What if you knew how your office space was being occupied. I mean really knew. One person who does is Pete Sayers, Director of Workplace and Project Management at global insurance company Aon.
And he has the facts about when that space is in use every minute of every day, not just in a single location but in multiple offices that the business occupies across the world.
It’s thanks to an incredibly accurate monitoring system that combines purpose-built occupancy sensors with powerful number-crunching software. This constantly processes mountains of data about which desks are occupied, whether meeting rooms and soft seating areas are in use and, if so, how many people are using them.
The data insights from these kinds of systems in corporations worldwide are always incredibly valuable for making expensive real estate decisions. So much so that Pete finds it amazing that similar organisations with big office portfolios don’t yet implement the technology themselves.
What they do instead, it seems is reckon. It’s a word that riles David Maddison, Senior Sales Consultant at Abintra, who developed and installed the tech in use at Aon. “Why would you reckon when you can know?” he asks incredulously.
Pete and David are joined by workplace consultant Hans Nyamie for the latest in a series of Smart and Sustainable Building Masterclasses in London.
Hans has made it his life’s work to study how people use space and places, often employing Abintra’s technology to inform decisions for corporate clients.
Everyone seems to have an opinion about whether people will come back to work as they did before the pandemic. Most studies suggest that the future is hybrid working where people spend some time in the office and the rest working elsewhere.
That doesn’t necessarily mean working from home. Hans sees a future where increasingly people will work – as some already do – in multiple locations, from HQs to satellite offices, coffee shops or at home, for example. He calls it distributed space.

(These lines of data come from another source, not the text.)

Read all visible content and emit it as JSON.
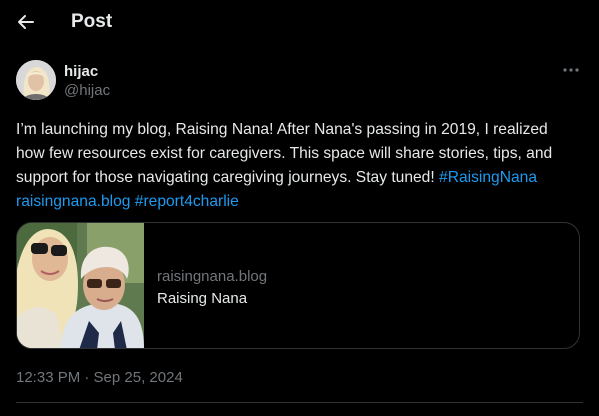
{
  "header": {
    "back_icon": "arrow-left-icon",
    "title": "Post"
  },
  "author": {
    "display_name": "hijac",
    "handle": "@hijac",
    "avatar_icon": "user-avatar"
  },
  "more_icon": "more-horizontal-icon",
  "post": {
    "text_plain": "I’m launching my blog, Raising Nana! After Nana's passing in 2019, I realized how few resources exist for caregivers. This space will share stories, tips, and support for those navigating caregiving journeys. Stay tuned! ",
    "hashtag_1": "#RaisingNana",
    "link": "raisingnana.blog",
    "hashtag_2": "#report4charlie",
    "link_color": "#1d9bf0"
  },
  "card": {
    "domain": "raisingnana.blog",
    "title": "Raising Nana",
    "image_description": "two-women-selfie-photo"
  },
  "timestamp": "12:33 PM · Sep 25, 2024",
  "colors": {
    "background": "#000000",
    "text_primary": "#e7e9ea",
    "text_secondary": "#71767b",
    "border": "#2f3336"
  }
}
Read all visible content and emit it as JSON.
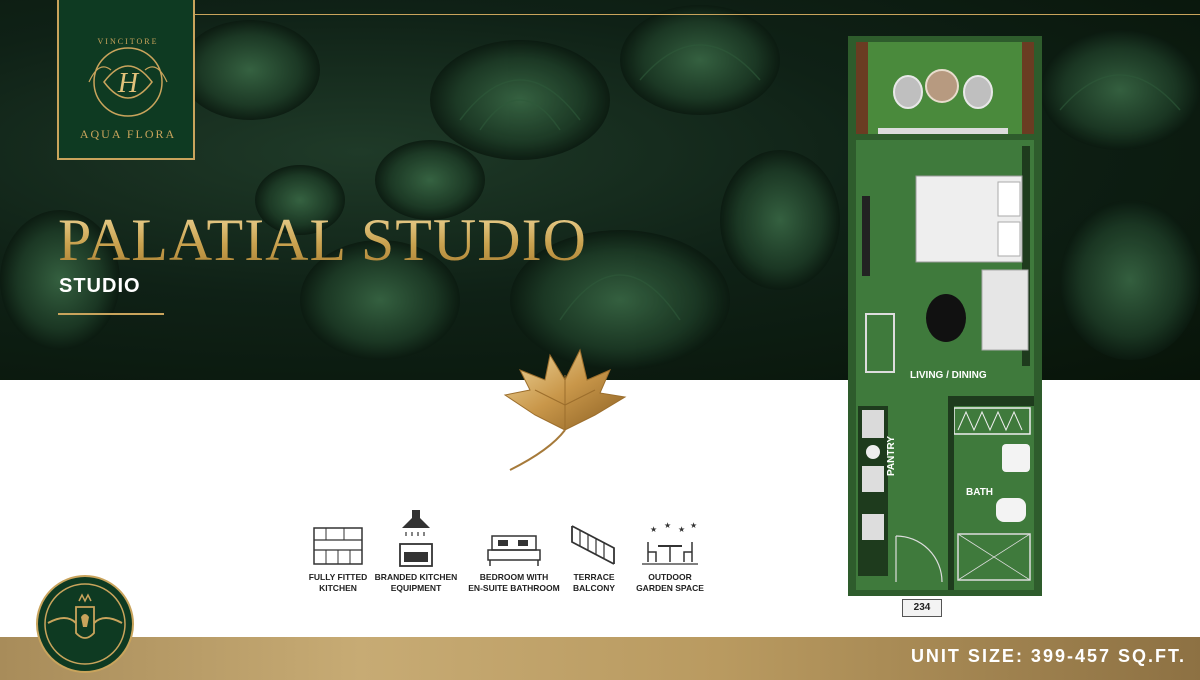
{
  "brand": {
    "logo_text_top": "VINCITORE",
    "logo_text_bottom": "AQUA FLORA"
  },
  "hero": {
    "title": "PALATIAL STUDIO",
    "subtitle": "STUDIO"
  },
  "features": [
    {
      "icon": "kitchen-icon",
      "label_line1": "FULLY FITTED",
      "label_line2": "KITCHEN"
    },
    {
      "icon": "range-hood-icon",
      "label_line1": "BRANDED KITCHEN",
      "label_line2": "EQUIPMENT"
    },
    {
      "icon": "bed-icon",
      "label_line1": "BEDROOM WITH",
      "label_line2": "EN-SUITE BATHROOM"
    },
    {
      "icon": "stairs-railing-icon",
      "label_line1": "TERRACE",
      "label_line2": "BALCONY"
    },
    {
      "icon": "outdoor-table-icon",
      "label_line1": "OUTDOOR",
      "label_line2": "GARDEN SPACE"
    }
  ],
  "floor_plan": {
    "living_label": "LIVING / DINING",
    "pantry_label": "PANTRY",
    "bath_label": "BATH",
    "unit_number": "234"
  },
  "footer": {
    "unit_size": "UNIT SIZE: 399-457 SQ.FT."
  },
  "colors": {
    "hero_green": "#0f2116",
    "brand_green": "#0e3a22",
    "gold": "#c9a45c",
    "plan_green": "#3f7a3c"
  }
}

The way office working patterns have changed has huge implications when it comes to the expensive real estate that corporations own or lease. At the most basic level, knowing how many desks you need to accommodate everyone at the busiest times will allow you to decide if you can relinquish some of that space when your lease comes up. At an estimated £15,000 per desk per year for Grade A offices in London, that’s a valuable number to know.
But without really knowing the data there’s a risk that you overdo it, leaving people with nowhere to work. At a time when organisations such as big law practices are competing for the best people, it might be worth sacrificing some cost savings to avoid disgruntled staff being unable to find desks.
It’s not all about saving money though. Understanding occupancy means you can see which spaces are in demand and adapt accordingly.
It was generally thought that the future would be all about agile workspaces where teams can come together to work collaboratively. There was indeed demand for soft seating and different kinds of meeting space in the early post-pandemic days at Aon and at the offices of other Abintra clients.
But as people have returned to work, the data at Aon suggests that there is also demand for quiet one-person booths where staff can make phone calls or concentrate on writing reports.
Ironically, one reason for this is the increasing number of meetings taking place on those icons of home working, Teams and Zoom. While those platforms are fine if you’re in your study at home, they don’t work so well in busy offices with lots of background noise.
One of the most remarkable insights that Abintra’s data shows is that low desk occupancy is not a new phenomenon for which Covid is wholly responsible. In a big, post-pandemic corporation it may be that desks are in use on average fewer than two days out of five but even before Covid, that rate could well have been no more than three fifths.
Space the final frontier
Some years ago, well before the term hybrid working had been coined, Abintra published a report called Wasted Space that predicted most corporations were only using 70 per cent of their desk space at best. In reality, the figure is more like 50 per cent while most meeting rooms are barely averaging 20 per cent occupancy.
The benefits of getting office real estate decisions right include cost reduction (real estate is typically the second largest overhead after staff in an office-based business), recruitment and retention, motivation, wellbeing and productivity.
The audience at the Smart and Sustainable Buildings event, organised by Crystal Associates and hosted by haysmacintyre, included corporate real estate managers, local authorities, FM people, architects, fitout specialists, HR managers, accountants and finance directors. That variety of job roles and responsibilities is testament to the importance and influence of real estate decisions.
The event also marked the official launch of Abintra Director Tony Booty’s book ‘Managing the New Office Environment’ which I co-wrote with him.
The investment required to acquire accurate real-time data on how office assets are being used is a fraction of the cost of those assets. And the possible cost savings are not limited to giving up floorspace permanently. With insight, building managers can reduce running costs by turning off HVAC systems and lighting in spaces that aren’t in use.
It can have unexpected payoffs too. Seeing the data on occupancy rates at Aon’s Rotterdam office building on Fridays, the real estate team calculated that they could bring everyone together on two out of the six floors. This gave employees a more sociable experience with a buzzy atmosphere, and it smoothed the flow of inter-team working by bringing together people who normally work in different departments.